Watch a revealing new documentary on mental health and dance music premiered at Amsterdam Dance Event
Pete Tong, Seth Troxler, Carl Cox and more discuss mental health issues in the must-watch documentary.
With World Mental Health Day a week or so back, we explored the rising issue of depression and suicide in the music industry, particularly highlighting the lack of support networks for musicians and others on that music grind. Studies by UK association Help Musicians found that 55% of musicians believed there was a severe lack of mental health services for musicians and music industry workers and that approximately 45% of musicians would be willing to see a dedicated mental health counselling service for musicians, with many, many more admitting that they had faced problems with depression and anxiety in the past. In a new documentary aired at Amsterdam Dance Event, Why We DJ — Slaves To The Rhythm, the issue of mental health in the dance music industry specifically is placed on a pedestal with big-name DJs including Carl Cox and Pete Tong going in-depth and personal about their experiences with mental illness and what should be done to help. It highlights issues including creative pressure, lack of sleep, alcohol and drug abuse, media attention and a couple of more problematic issues in dance music culture, with music industry professionals and psychiatrists also bringing up some really insightful points.
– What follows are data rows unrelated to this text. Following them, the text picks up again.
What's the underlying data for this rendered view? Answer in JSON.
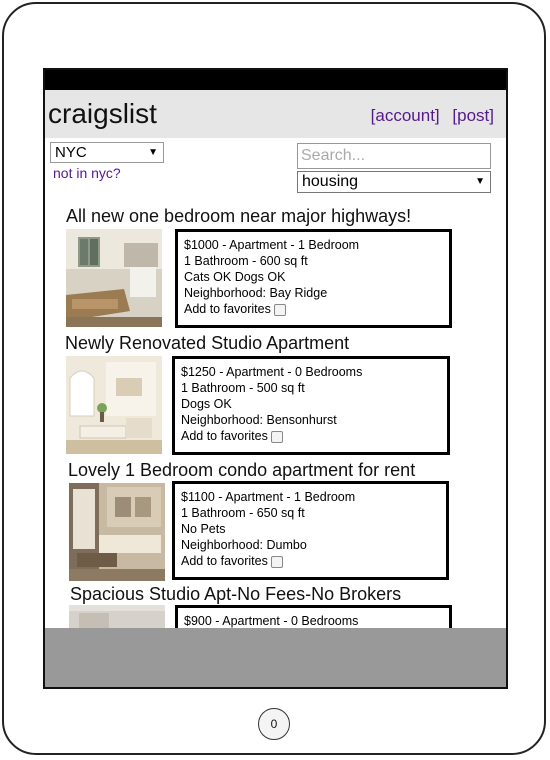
{
  "header": {
    "logo": "craigslist",
    "account_link": "[account]",
    "post_link": "[post]"
  },
  "location": {
    "selected_city": "NYC",
    "not_in_city_link": "not in nyc?"
  },
  "search": {
    "placeholder": "Search...",
    "category": "housing"
  },
  "listings": [
    {
      "title": "All new one bedroom near major highways!",
      "line1": "$1000 - Apartment - 1 Bedroom",
      "line2": "1 Bathroom - 600 sq ft",
      "line3": "Cats OK Dogs OK",
      "line4": "Neighborhood: Bay Ridge",
      "favorite_label": "Add to favorites"
    },
    {
      "title": "Newly Renovated Studio Apartment",
      "line1": "$1250 - Apartment - 0 Bedrooms",
      "line2": "1 Bathroom - 500 sq ft",
      "line3": "Dogs OK",
      "line4": "Neighborhood: Bensonhurst",
      "favorite_label": "Add to favorites"
    },
    {
      "title": "Lovely 1 Bedroom condo apartment for rent",
      "line1": "$1100 - Apartment - 1 Bedroom",
      "line2": "1 Bathroom - 650 sq ft",
      "line3": "No Pets",
      "line4": "Neighborhood: Dumbo",
      "favorite_label": "Add to favorites"
    },
    {
      "title": "Spacious Studio Apt-No Fees-No Brokers",
      "line1": "$900 - Apartment - 0 Bedrooms"
    }
  ],
  "device": {
    "home_button": "0"
  },
  "colors": {
    "link": "#551a8b",
    "header_bg": "#e6e6e6",
    "bottom_bar": "#999999"
  }
}
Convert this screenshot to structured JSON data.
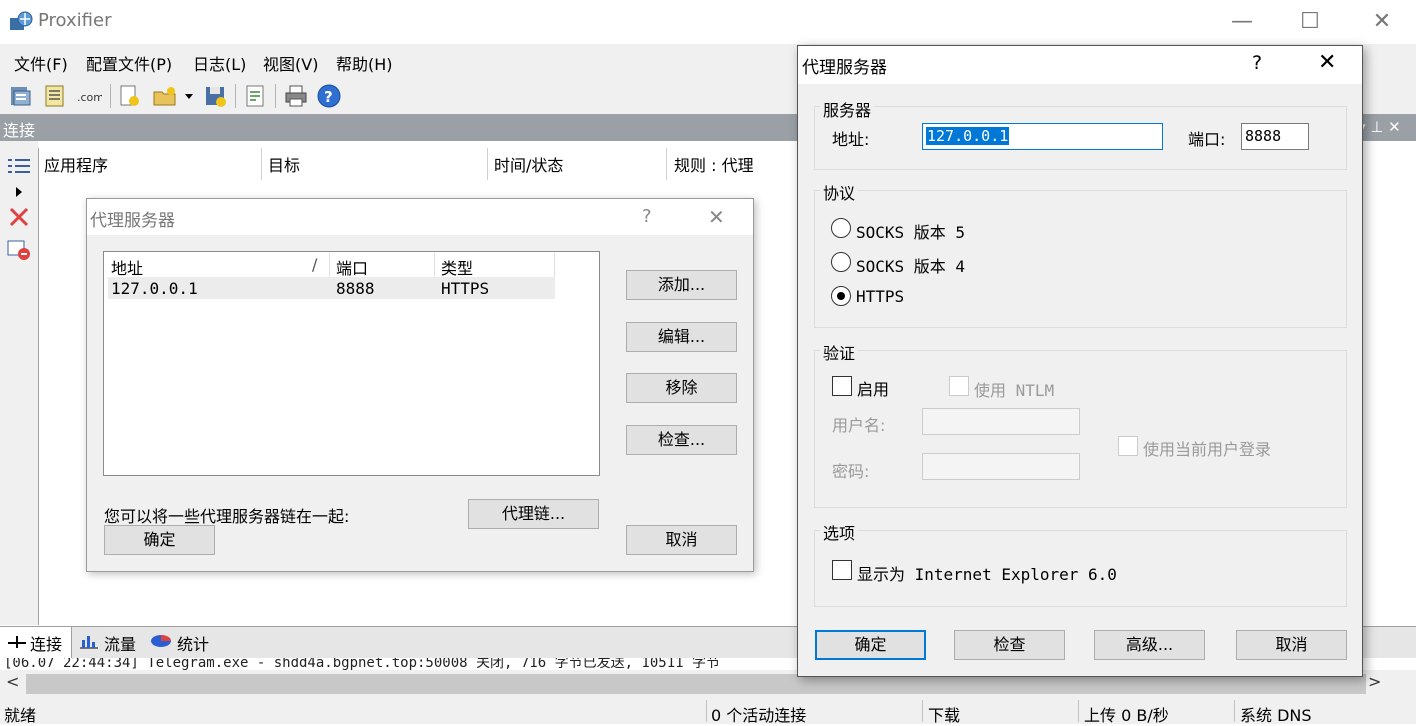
{
  "app": {
    "title": "Proxifier"
  },
  "window_controls": {
    "minimize": "—",
    "maximize": "☐",
    "close": "✕"
  },
  "menu": [
    "文件(F)",
    "配置文件(P)",
    "日志(L)",
    "视图(V)",
    "帮助(H)"
  ],
  "toolbar": {
    "icons": [
      "proxy-servers-icon",
      "proxification-rules-icon",
      "name-resolution-icon",
      "new-profile-icon",
      "open-profile-icon",
      "save-profile-icon",
      "profile-properties-icon",
      "print-icon",
      "help-icon"
    ]
  },
  "connections": {
    "title": "连接",
    "columns": [
      "应用程序",
      "目标",
      "时间/状态",
      "规则 : 代理"
    ]
  },
  "bottom_tabs": [
    "连接",
    "流量",
    "统计"
  ],
  "log": {
    "line": "[06.07 22:44:34] Telegram.exe - shdd4a.bgpnet.top:50008 关闭, 716 字节已发送, 10511 字节"
  },
  "status": {
    "ready": "就绪",
    "active": "0 个活动连接",
    "download": "下载",
    "upload": "上传 0 B/秒",
    "dns": "系统 DNS"
  },
  "dialog_list": {
    "title": "代理服务器",
    "help": "?",
    "close": "✕",
    "columns": {
      "address": "地址",
      "sort": "/",
      "port": "端口",
      "type": "类型"
    },
    "rows": [
      {
        "address": "127.0.0.1",
        "port": "8888",
        "type": "HTTPS"
      }
    ],
    "buttons": {
      "add": "添加...",
      "edit": "编辑...",
      "remove": "移除",
      "check": "检查...",
      "chain": "代理链...",
      "ok": "确定",
      "cancel": "取消"
    },
    "chain_note": "您可以将一些代理服务器链在一起:"
  },
  "dialog_edit": {
    "title": "代理服务器",
    "help": "?",
    "close": "✕",
    "server": {
      "group": "服务器",
      "address_label": "地址:",
      "address_value": "127.0.0.1",
      "port_label": "端口:",
      "port_value": "8888"
    },
    "protocol": {
      "group": "协议",
      "options": [
        "SOCKS 版本 5",
        "SOCKS 版本 4",
        "HTTPS"
      ],
      "selected": "HTTPS"
    },
    "auth": {
      "group": "验证",
      "enable": "启用",
      "ntlm": "使用 NTLM",
      "username_label": "用户名:",
      "password_label": "密码:",
      "current_user": "使用当前用户登录"
    },
    "options": {
      "group": "选项",
      "show_as_ie": "显示为 Internet Explorer 6.0"
    },
    "buttons": {
      "ok": "确定",
      "check": "检查",
      "advanced": "高级...",
      "cancel": "取消"
    }
  },
  "colors": {
    "accent": "#0078d7",
    "pane_header": "#9aa0a6"
  }
}
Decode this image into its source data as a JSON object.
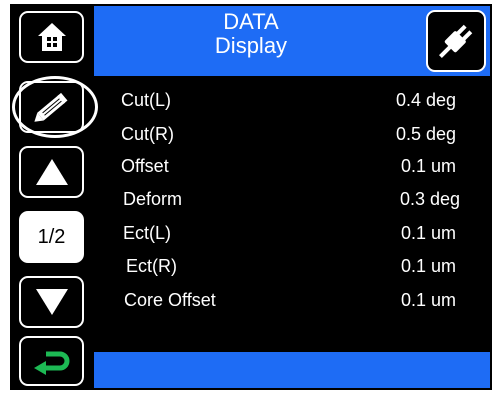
{
  "header": {
    "title_line1": "DATA",
    "title_line2": "Display"
  },
  "sidebar": {
    "home_icon": "home-icon",
    "edit_icon": "pencil-icon",
    "up_icon": "up-arrow-icon",
    "page_indicator": "1/2",
    "down_icon": "down-arrow-icon",
    "return_icon": "return-arrow-icon"
  },
  "plug_icon": "power-plug-icon",
  "rows": [
    {
      "label": "Cut(L)",
      "value": "0.4 deg"
    },
    {
      "label": "Cut(R)",
      "value": "0.5 deg"
    },
    {
      "label": "Offset",
      "value": "0.1 um"
    },
    {
      "label": "Deform",
      "value": "0.3 deg"
    },
    {
      "label": "Ect(L)",
      "value": "0.1 um"
    },
    {
      "label": "Ect(R)",
      "value": "0.1 um"
    },
    {
      "label": "Core Offset",
      "value": "0.1 um"
    }
  ],
  "colors": {
    "accent": "#1e6cf5",
    "background": "#000000",
    "return_icon": "#1db954"
  }
}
Australian Mental Health Week has now passed but this issue is something which must be addressed all the time for it to start to improve, so we highly recommend getting around the documentary and sharing it with any pals in the industry who may need a hand. Watch the full doco below:
Need to talk to someone? Call Lifeline on 13 11 14, Kids Helpline on 1800 551 800, MensLine Australia on 1300 789 978, Suicide Call Back Service on 1300 659 467, Beyond Blue on 1300 22 46 36, Headspace on 1800 650 890 or QLife – for LGBT+ persons – on 1800 184 527.
For advice and support networks for musicians and workers in the music industry, head to Entertainment Assist, Support Act Australia, Help Musicians UK or MMF and Music Support’s Music Managers Guide to Mental Health.